Instructions to follow ▸ Provide the data again in its entirety, exactly as given.

Material provided ▸
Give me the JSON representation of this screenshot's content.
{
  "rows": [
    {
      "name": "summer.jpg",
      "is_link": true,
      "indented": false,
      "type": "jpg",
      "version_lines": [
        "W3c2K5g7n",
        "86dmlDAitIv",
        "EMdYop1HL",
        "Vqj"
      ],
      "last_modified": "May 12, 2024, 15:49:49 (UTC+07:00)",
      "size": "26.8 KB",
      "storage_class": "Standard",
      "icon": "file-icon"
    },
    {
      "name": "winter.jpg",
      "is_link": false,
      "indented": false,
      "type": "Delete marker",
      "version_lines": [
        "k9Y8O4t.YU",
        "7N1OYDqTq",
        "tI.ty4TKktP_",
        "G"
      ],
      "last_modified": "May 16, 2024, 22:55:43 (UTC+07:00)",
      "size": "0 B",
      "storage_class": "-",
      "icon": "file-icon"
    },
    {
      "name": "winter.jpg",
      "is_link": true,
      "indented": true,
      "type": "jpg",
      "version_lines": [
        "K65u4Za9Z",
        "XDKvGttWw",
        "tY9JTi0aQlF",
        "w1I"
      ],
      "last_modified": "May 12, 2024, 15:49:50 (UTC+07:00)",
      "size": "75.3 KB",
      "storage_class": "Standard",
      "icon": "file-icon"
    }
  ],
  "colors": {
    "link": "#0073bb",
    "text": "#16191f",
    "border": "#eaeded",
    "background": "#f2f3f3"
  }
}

Task answer ▸
Give me the JSON representation of this screenshot's content.
{
  "rows": [
    {
      "name": "summer.jpg",
      "is_link": true,
      "indented": false,
      "type": "jpg",
      "version_lines": [
        "W3c2K5g7n",
        "86dmlDAitIv",
        "EMdYop1HL",
        "Vqj"
      ],
      "last_modified": "May 12, 2024, 15:49:49 (UTC+07:00)",
      "size": "26.8 KB",
      "storage_class": "Standard",
      "icon": "file-icon"
    },
    {
      "name": "winter.jpg",
      "is_link": false,
      "indented": false,
      "type": "Delete marker",
      "version_lines": [
        "k9Y8O4t.YU",
        "7N1OYDqTq",
        "tI.ty4TKktP_",
        "G"
      ],
      "last_modified": "May 16, 2024, 22:55:43 (UTC+07:00)",
      "size": "0 B",
      "storage_class": "-",
      "icon": "file-icon"
    },
    {
      "name": "winter.jpg",
      "is_link": true,
      "indented": true,
      "type": "jpg",
      "version_lines": [
        "K65u4Za9Z",
        "XDKvGttWw",
        "tY9JTi0aQlF",
        "w1I"
      ],
      "last_modified": "May 12, 2024, 15:49:50 (UTC+07:00)",
      "size": "75.3 KB",
      "storage_class": "Standard",
      "icon": "file-icon"
    }
  ],
  "colors": {
    "link": "#0073bb",
    "text": "#16191f",
    "border": "#eaeded",
    "background": "#f2f3f3"
  }
}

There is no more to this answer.